The Dream of the Fisherman's Wife (Tako to ama, literally Octopus(es) and shell diver), also known as Girl Diver and Octopi, Diver and Two Octopi, etc., is a zoophilia-associated woodcut design of the ukiyo-e genre by the Japanese artist Hokusai. It is from the book Kinoe no Komatsu (English: Young Pines), a three-volume book of shunga erotica first published in 1814, and is the most famous shunga Hokusai ever produced. Playing with themes popular in Japanese art, it depicts a young ama diver entwined sexually with a pair of octopuses. The notion of invasion or abduction from sea creatures seems to be a recurrent theme in Japanese folklore.

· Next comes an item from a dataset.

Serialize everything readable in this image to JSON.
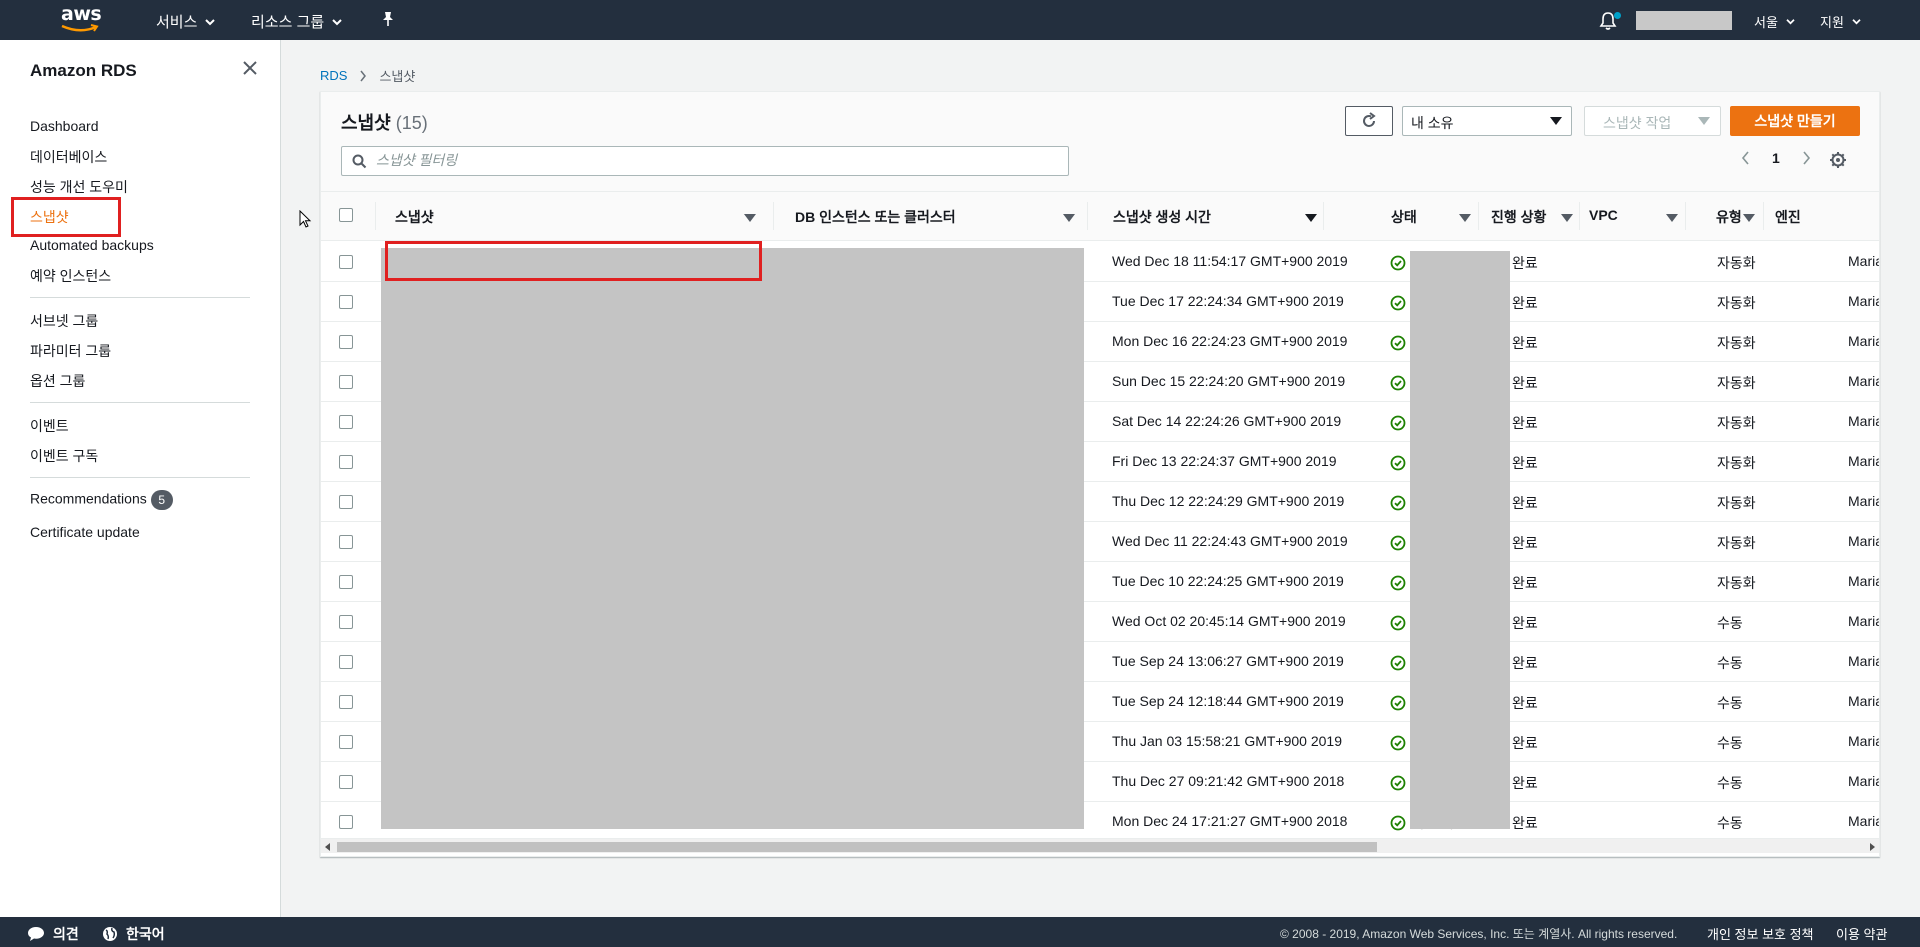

The work has influenced a number of later artists including Pablo Picasso. Picasso painted his own version in 1903 that has been shown next to Hokusai's original in exhibits on the influence of 19th-century Japanese art on Picasso's work. In 2003 a derivative work by Australian painter David Laity, also titled The Dream of the Fisherman's Wife, sparked a minor obscenity controversy when it was shown at a gallery in Melbourne; after receiving multiple complaints Melbourne police investigated, but determined it did not break the city's pornography laws. Hokusai's print has had a wide influence on the modern Japanese-American artist Masami Teraoka, who has created a number of images of women, including a recurring "pearl diver" character, being pleasured by cephalopods.
By South Utsire